WHAT IS BEING ASKED
In your copy, leave out the pictures and repeat every record exactly.

Website and app data records
== == ==

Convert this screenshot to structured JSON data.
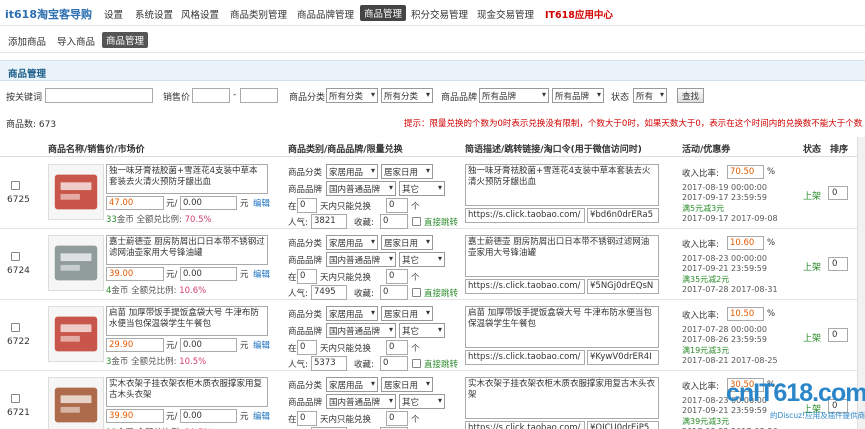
{
  "topnav": {
    "logo": "it618淘宝客导购",
    "items": [
      {
        "label": "设置"
      },
      {
        "label": "系统设置"
      },
      {
        "label": "风格设置"
      },
      {
        "label": "商品类别管理"
      },
      {
        "label": "商品品牌管理"
      },
      {
        "label": "商品管理",
        "active": true
      },
      {
        "label": "积分交易管理"
      },
      {
        "label": "现金交易管理"
      },
      {
        "label": "IT618应用中心",
        "highlight": true
      }
    ]
  },
  "subnav": {
    "items": [
      {
        "label": "添加商品"
      },
      {
        "label": "导入商品"
      },
      {
        "label": "商品管理",
        "active": true
      }
    ]
  },
  "section": {
    "title": "商品管理"
  },
  "filter": {
    "keyword_label": "按关键词",
    "keyword_value": "",
    "price_label": "销售价",
    "price_sep": "-",
    "category_label": "商品分类",
    "category1": "所有分类",
    "category2": "所有分类",
    "brand_label": "商品品牌",
    "brand1": "所有品牌",
    "brand2": "所有品牌",
    "status_label": "状态",
    "status": "所有",
    "search_button": "查找"
  },
  "summary": {
    "count_label": "商品数:",
    "count": "673",
    "tip": "提示：限量兑换的个数为0时表示兑换没有限制，个数大于0时，如果天数大于0，表示在这个时间内的兑换数不能大于个数"
  },
  "table": {
    "headers": {
      "name": "商品名称/销售价/市场价",
      "category": "商品类别/商品品牌/限量兑换",
      "desc": "简语描述/跳转链接/淘口令(用于微信访问时)",
      "activity": "活动/优惠券",
      "status": "状态",
      "sort": "排序"
    },
    "labels": {
      "category": "商品分类",
      "brand": "商品品牌",
      "in": "在",
      "in_suffix": "天内只能兑换",
      "times": "个",
      "popularity": "人气:",
      "collect": "收藏:",
      "direct": "直接跳转",
      "unit_yuan": "元/",
      "unit_yuan2": "元",
      "edit": "编辑",
      "coin_suffix": "金币 全额兑比例:",
      "ratio_label": "收入比率:",
      "percent": "%",
      "on_shelf": "上架",
      "sort_value": "0",
      "zero": "0"
    },
    "rows": [
      {
        "id": "6725",
        "thumb_color": "#c0392b",
        "title": "独一味牙膏祛胶菌+雪莲花4支装中草本套装去火清火预防牙龈出血",
        "price": "47.00",
        "market": "0.00",
        "coins": "33",
        "ratio": "70.5%",
        "cat1": "家居用品",
        "cat2": "居家日用",
        "brand1": "国内普通品牌",
        "brand2": "其它",
        "popularity": "3821",
        "desc": "独一味牙膏祛胶菌+雪莲花4支装中草本套装去火清火预防牙龈出血",
        "url": "https://s.click.taobao.com/",
        "code": "¥bd6n0drERa5",
        "income": "70.50",
        "start": "2017-08-19 00:00:00",
        "end": "2017-09-17 23:59:59",
        "coupon": "满5元减3元",
        "coupon_range": "2017-09-17 2017-09-08"
      },
      {
        "id": "6724",
        "thumb_color": "#7f8c8d",
        "title": "嘉士蔚德壶 厨房防屑出口日本带不锈钢过滤网油壶家用大号锋油罐",
        "price": "39.00",
        "market": "0.00",
        "coins": "4",
        "ratio": "10.6%",
        "cat1": "家居用品",
        "cat2": "居家日用",
        "brand1": "国内普通品牌",
        "brand2": "其它",
        "popularity": "7495",
        "desc": "嘉士蔚德壶 厨房防屑出口日本带不锈钢过滤网油壶家用大号锋油罐",
        "url": "https://s.click.taobao.com/",
        "code": "¥5NGj0drEQsN",
        "income": "10.60",
        "start": "2017-08-23 00:00:00",
        "end": "2017-09-21 23:59:59",
        "coupon": "满35元减2元",
        "coupon_range": "2017-07-28 2017-08-31"
      },
      {
        "id": "6722",
        "thumb_color": "#c0392b",
        "title": "启苗 加厚带饭手提饭盒袋大号 牛津布防水便当包保温袋学生午餐包",
        "price": "29.90",
        "market": "0.00",
        "coins": "3",
        "ratio": "10.5%",
        "cat1": "家居用品",
        "cat2": "居家日用",
        "brand1": "国内普通品牌",
        "brand2": "其它",
        "popularity": "5373",
        "desc": "启苗 加厚带饭手提饭盒袋大号 牛津布防水便当包保温袋学生午餐包",
        "url": "https://s.click.taobao.com/",
        "code": "¥KywV0drER4I",
        "income": "10.50",
        "start": "2017-07-28 00:00:00",
        "end": "2017-08-26 23:59:59",
        "coupon": "满19元减3元",
        "coupon_range": "2017-08-21 2017-08-25"
      },
      {
        "id": "6721",
        "thumb_color": "#a0522d",
        "title": "实木衣架子挂衣架衣柜木质衣服撑家用复古木头衣架",
        "price": "39.90",
        "market": "0.00",
        "coins": "12",
        "ratio": "30.5%",
        "cat1": "家居用品",
        "cat2": "居家日用",
        "brand1": "国内普通品牌",
        "brand2": "其它",
        "popularity": "4066",
        "desc": "实木衣架子挂衣架衣柜木质衣服撑家用复古木头衣架",
        "url": "https://s.click.taobao.com/",
        "code": "¥OICU0drEiP5",
        "income": "30.50",
        "start": "2017-08-23 00:00:00",
        "end": "2017-09-21 23:59:59",
        "coupon": "满39元减3元",
        "coupon_range": "2017-08-23 2017-08-26"
      }
    ]
  },
  "watermark": {
    "main": "cnIT618.com",
    "sub": "的Discuz!应用及插件提供商"
  },
  "colors": {
    "accent_blue": "#1f5f8b",
    "price_orange": "#e35a00",
    "link_green": "#2a8b2a",
    "tip_red": "#d20000",
    "section_bg": "#eaf3f9"
  }
}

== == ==

WRITTEN SOLUTION
Convert this screenshot to structured JSON data.
{
  "topnav": {
    "logo": "it618淘宝客导购",
    "items": [
      {
        "label": "设置"
      },
      {
        "label": "系统设置"
      },
      {
        "label": "风格设置"
      },
      {
        "label": "商品类别管理"
      },
      {
        "label": "商品品牌管理"
      },
      {
        "label": "商品管理",
        "active": true
      },
      {
        "label": "积分交易管理"
      },
      {
        "label": "现金交易管理"
      },
      {
        "label": "IT618应用中心",
        "highlight": true
      }
    ]
  },
  "subnav": {
    "items": [
      {
        "label": "添加商品"
      },
      {
        "label": "导入商品"
      },
      {
        "label": "商品管理",
        "active": true
      }
    ]
  },
  "section": {
    "title": "商品管理"
  },
  "filter": {
    "keyword_label": "按关键词",
    "keyword_value": "",
    "price_label": "销售价",
    "price_sep": "-",
    "category_label": "商品分类",
    "category1": "所有分类",
    "category2": "所有分类",
    "brand_label": "商品品牌",
    "brand1": "所有品牌",
    "brand2": "所有品牌",
    "status_label": "状态",
    "status": "所有",
    "search_button": "查找"
  },
  "summary": {
    "count_label": "商品数:",
    "count": "673",
    "tip": "提示：限量兑换的个数为0时表示兑换没有限制，个数大于0时，如果天数大于0，表示在这个时间内的兑换数不能大于个数"
  },
  "table": {
    "headers": {
      "name": "商品名称/销售价/市场价",
      "category": "商品类别/商品品牌/限量兑换",
      "desc": "简语描述/跳转链接/淘口令(用于微信访问时)",
      "activity": "活动/优惠券",
      "status": "状态",
      "sort": "排序"
    },
    "labels": {
      "category": "商品分类",
      "brand": "商品品牌",
      "in": "在",
      "in_suffix": "天内只能兑换",
      "times": "个",
      "popularity": "人气:",
      "collect": "收藏:",
      "direct": "直接跳转",
      "unit_yuan": "元/",
      "unit_yuan2": "元",
      "edit": "编辑",
      "coin_suffix": "金币 全额兑比例:",
      "ratio_label": "收入比率:",
      "percent": "%",
      "on_shelf": "上架",
      "sort_value": "0",
      "zero": "0"
    },
    "rows": [
      {
        "id": "6725",
        "thumb_color": "#c0392b",
        "title": "独一味牙膏祛胶菌+雪莲花4支装中草本套装去火清火预防牙龈出血",
        "price": "47.00",
        "market": "0.00",
        "coins": "33",
        "ratio": "70.5%",
        "cat1": "家居用品",
        "cat2": "居家日用",
        "brand1": "国内普通品牌",
        "brand2": "其它",
        "popularity": "3821",
        "desc": "独一味牙膏祛胶菌+雪莲花4支装中草本套装去火清火预防牙龈出血",
        "url": "https://s.click.taobao.com/",
        "code": "¥bd6n0drERa5",
        "income": "70.50",
        "start": "2017-08-19 00:00:00",
        "end": "2017-09-17 23:59:59",
        "coupon": "满5元减3元",
        "coupon_range": "2017-09-17 2017-09-08"
      },
      {
        "id": "6724",
        "thumb_color": "#7f8c8d",
        "title": "嘉士蔚德壶 厨房防屑出口日本带不锈钢过滤网油壶家用大号锋油罐",
        "price": "39.00",
        "market": "0.00",
        "coins": "4",
        "ratio": "10.6%",
        "cat1": "家居用品",
        "cat2": "居家日用",
        "brand1": "国内普通品牌",
        "brand2": "其它",
        "popularity": "7495",
        "desc": "嘉士蔚德壶 厨房防屑出口日本带不锈钢过滤网油壶家用大号锋油罐",
        "url": "https://s.click.taobao.com/",
        "code": "¥5NGj0drEQsN",
        "income": "10.60",
        "start": "2017-08-23 00:00:00",
        "end": "2017-09-21 23:59:59",
        "coupon": "满35元减2元",
        "coupon_range": "2017-07-28 2017-08-31"
      },
      {
        "id": "6722",
        "thumb_color": "#c0392b",
        "title": "启苗 加厚带饭手提饭盒袋大号 牛津布防水便当包保温袋学生午餐包",
        "price": "29.90",
        "market": "0.00",
        "coins": "3",
        "ratio": "10.5%",
        "cat1": "家居用品",
        "cat2": "居家日用",
        "brand1": "国内普通品牌",
        "brand2": "其它",
        "popularity": "5373",
        "desc": "启苗 加厚带饭手提饭盒袋大号 牛津布防水便当包保温袋学生午餐包",
        "url": "https://s.click.taobao.com/",
        "code": "¥KywV0drER4I",
        "income": "10.50",
        "start": "2017-07-28 00:00:00",
        "end": "2017-08-26 23:59:59",
        "coupon": "满19元减3元",
        "coupon_range": "2017-08-21 2017-08-25"
      },
      {
        "id": "6721",
        "thumb_color": "#a0522d",
        "title": "实木衣架子挂衣架衣柜木质衣服撑家用复古木头衣架",
        "price": "39.90",
        "market": "0.00",
        "coins": "12",
        "ratio": "30.5%",
        "cat1": "家居用品",
        "cat2": "居家日用",
        "brand1": "国内普通品牌",
        "brand2": "其它",
        "popularity": "4066",
        "desc": "实木衣架子挂衣架衣柜木质衣服撑家用复古木头衣架",
        "url": "https://s.click.taobao.com/",
        "code": "¥OICU0drEiP5",
        "income": "30.50",
        "start": "2017-08-23 00:00:00",
        "end": "2017-09-21 23:59:59",
        "coupon": "满39元减3元",
        "coupon_range": "2017-08-23 2017-08-26"
      }
    ]
  },
  "watermark": {
    "main": "cnIT618.com",
    "sub": "的Discuz!应用及插件提供商"
  },
  "colors": {
    "accent_blue": "#1f5f8b",
    "price_orange": "#e35a00",
    "link_green": "#2a8b2a",
    "tip_red": "#d20000",
    "section_bg": "#eaf3f9"
  }
}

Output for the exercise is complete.